WHAT YOU HAVE TO DO – Of the entries that follow, how many lines hold the string "color"? Write the number and nothing more.

(ENTRIES SUPPLIED)

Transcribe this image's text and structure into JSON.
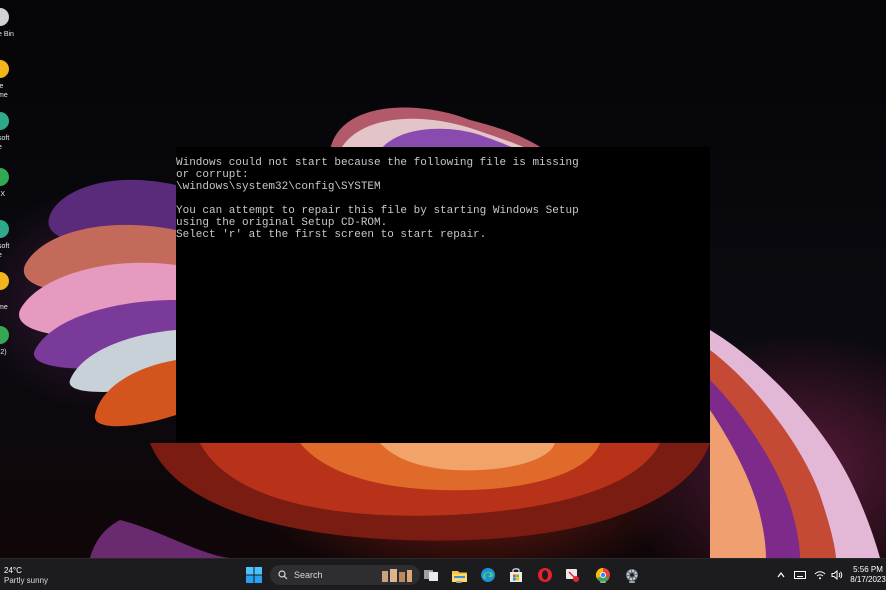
{
  "desktop": {
    "icons": [
      {
        "label": "e Bin",
        "icon": "recycle-bin-icon",
        "color": "#cfd3d8"
      },
      {
        "label": "le\nme",
        "icon": "chrome-icon",
        "color": "#f2b61c"
      },
      {
        "label": "soft\ne",
        "icon": "edge-icon",
        "color": "#2ea98a"
      },
      {
        "label": "-X",
        "icon": "app-icon",
        "color": "#33a852"
      },
      {
        "label": "soft\ne",
        "icon": "edge-icon",
        "color": "#2ea98a"
      },
      {
        "label": "-\nme",
        "icon": "chrome-icon",
        "color": "#f2b61c"
      },
      {
        "label": "(2)",
        "icon": "chrome-icon",
        "color": "#34a853"
      }
    ]
  },
  "error_screen": {
    "lines": [
      "Windows could not start because the following file is missing",
      "or corrupt:",
      "\\windows\\system32\\config\\SYSTEM",
      "",
      "You can attempt to repair this file by starting Windows Setup",
      "using the original Setup CD-ROM.",
      "Select 'r' at the first screen to start repair."
    ]
  },
  "taskbar": {
    "weather": {
      "temp": "24°C",
      "condition": "Partly sunny"
    },
    "search_label": "Search",
    "apps": [
      {
        "name": "task-view-icon"
      },
      {
        "name": "file-explorer-icon"
      },
      {
        "name": "edge-icon"
      },
      {
        "name": "microsoft-store-icon"
      },
      {
        "name": "opera-icon"
      },
      {
        "name": "snipping-tool-icon"
      },
      {
        "name": "chrome-icon"
      },
      {
        "name": "settings-icon"
      }
    ],
    "tray": [
      "chevron-up-icon",
      "keyboard-icon",
      "wifi-icon",
      "volume-icon"
    ],
    "clock": {
      "time": "5:56 PM",
      "date": "8/17/2023"
    },
    "accent": "#0078d4"
  }
}
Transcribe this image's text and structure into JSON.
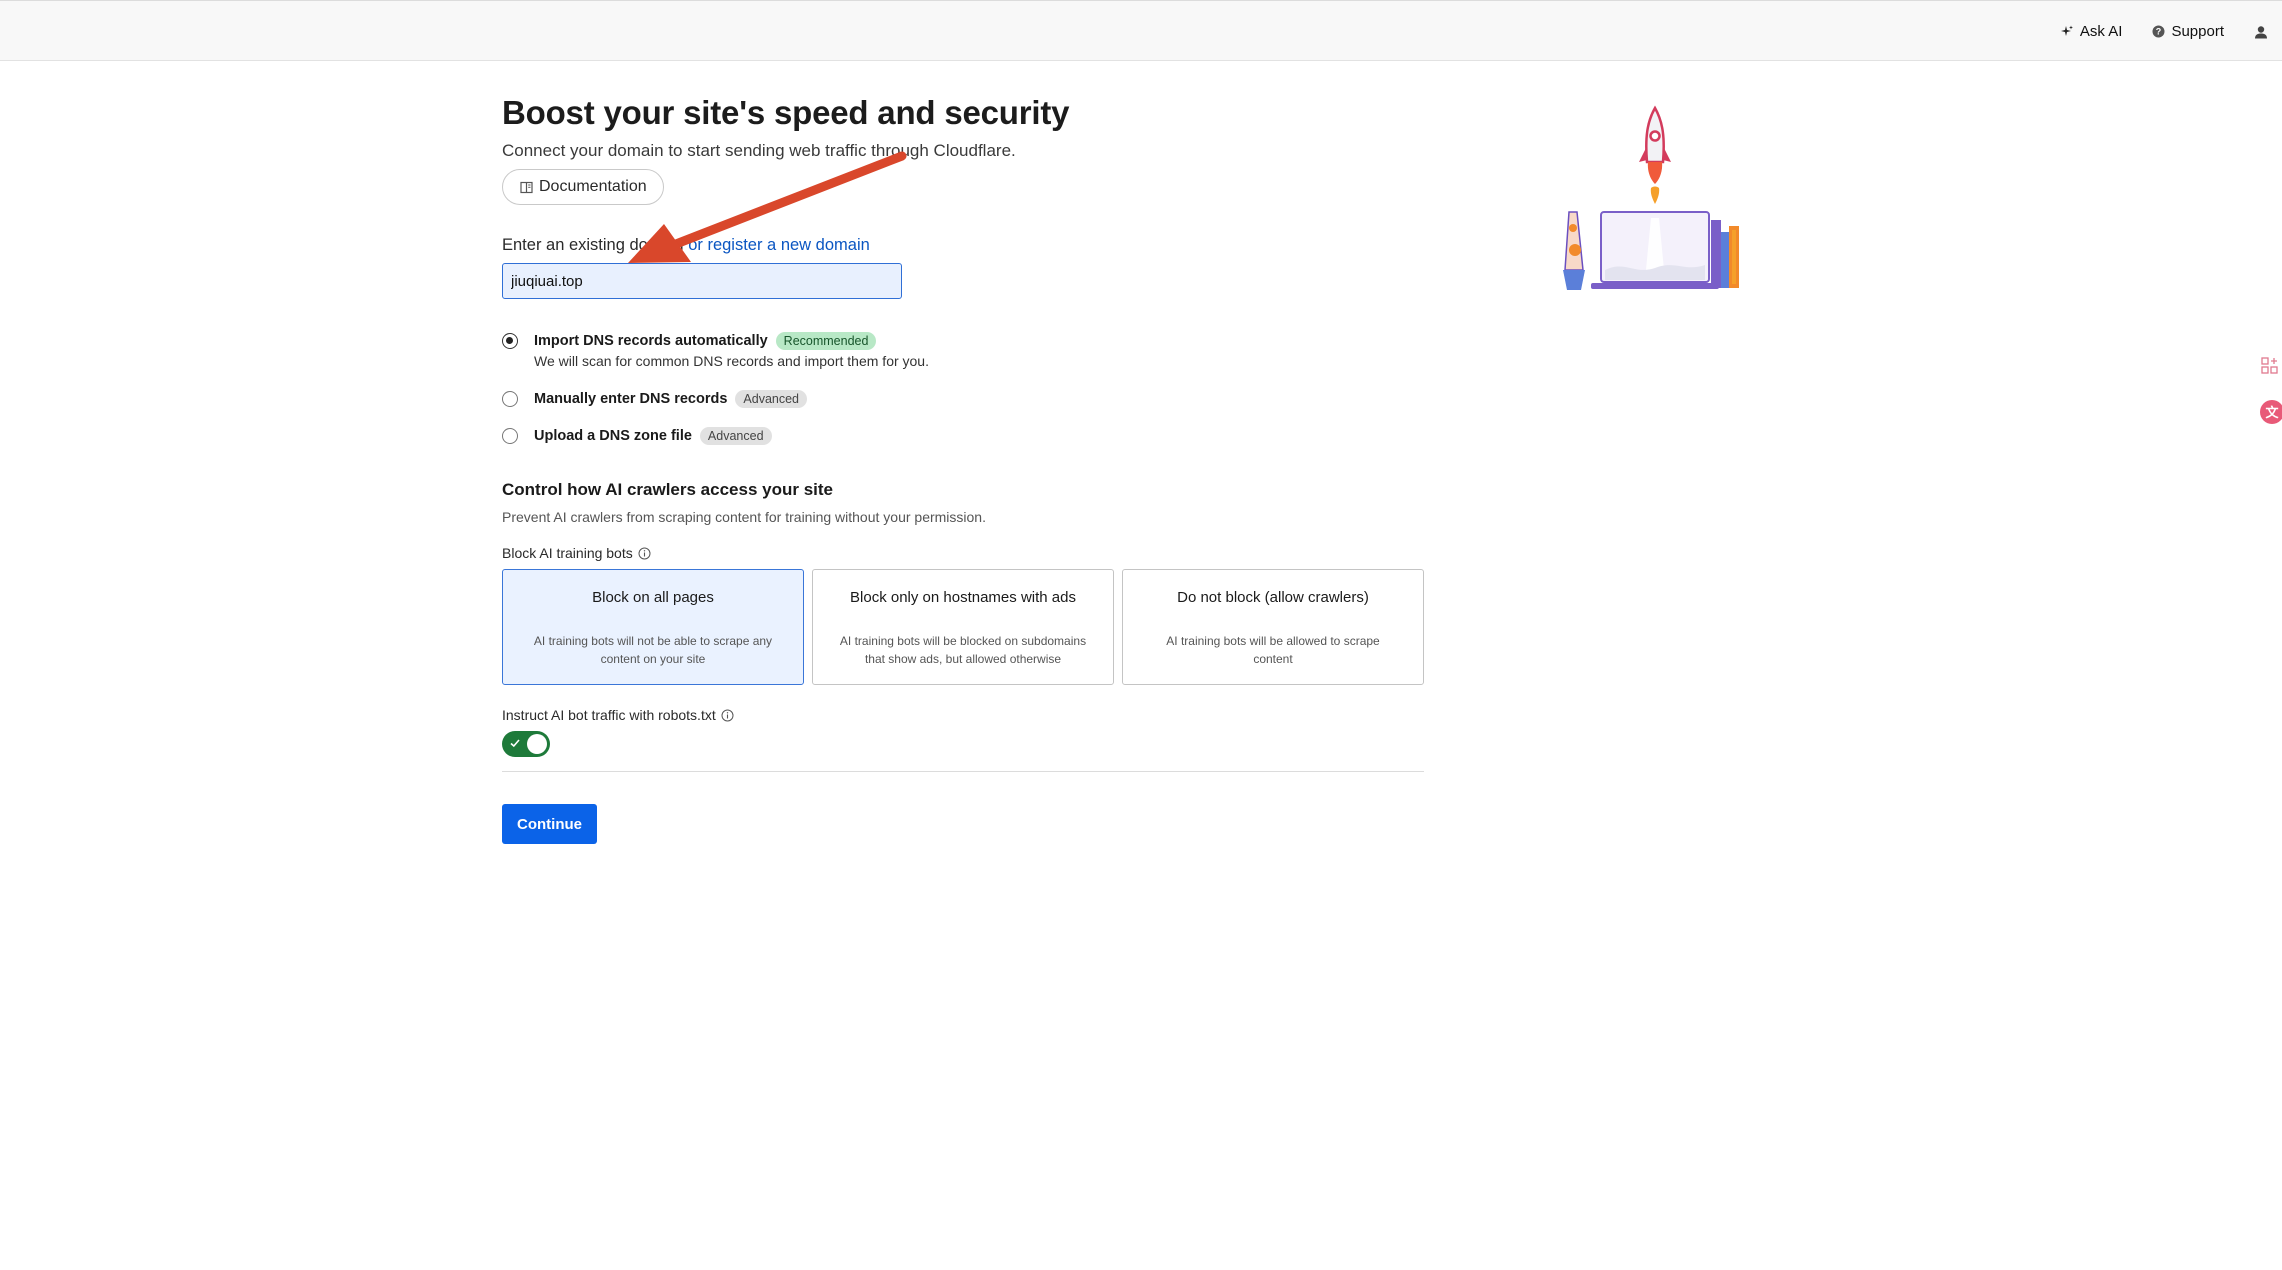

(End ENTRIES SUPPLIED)

RESPONSE TO THE TASK – 7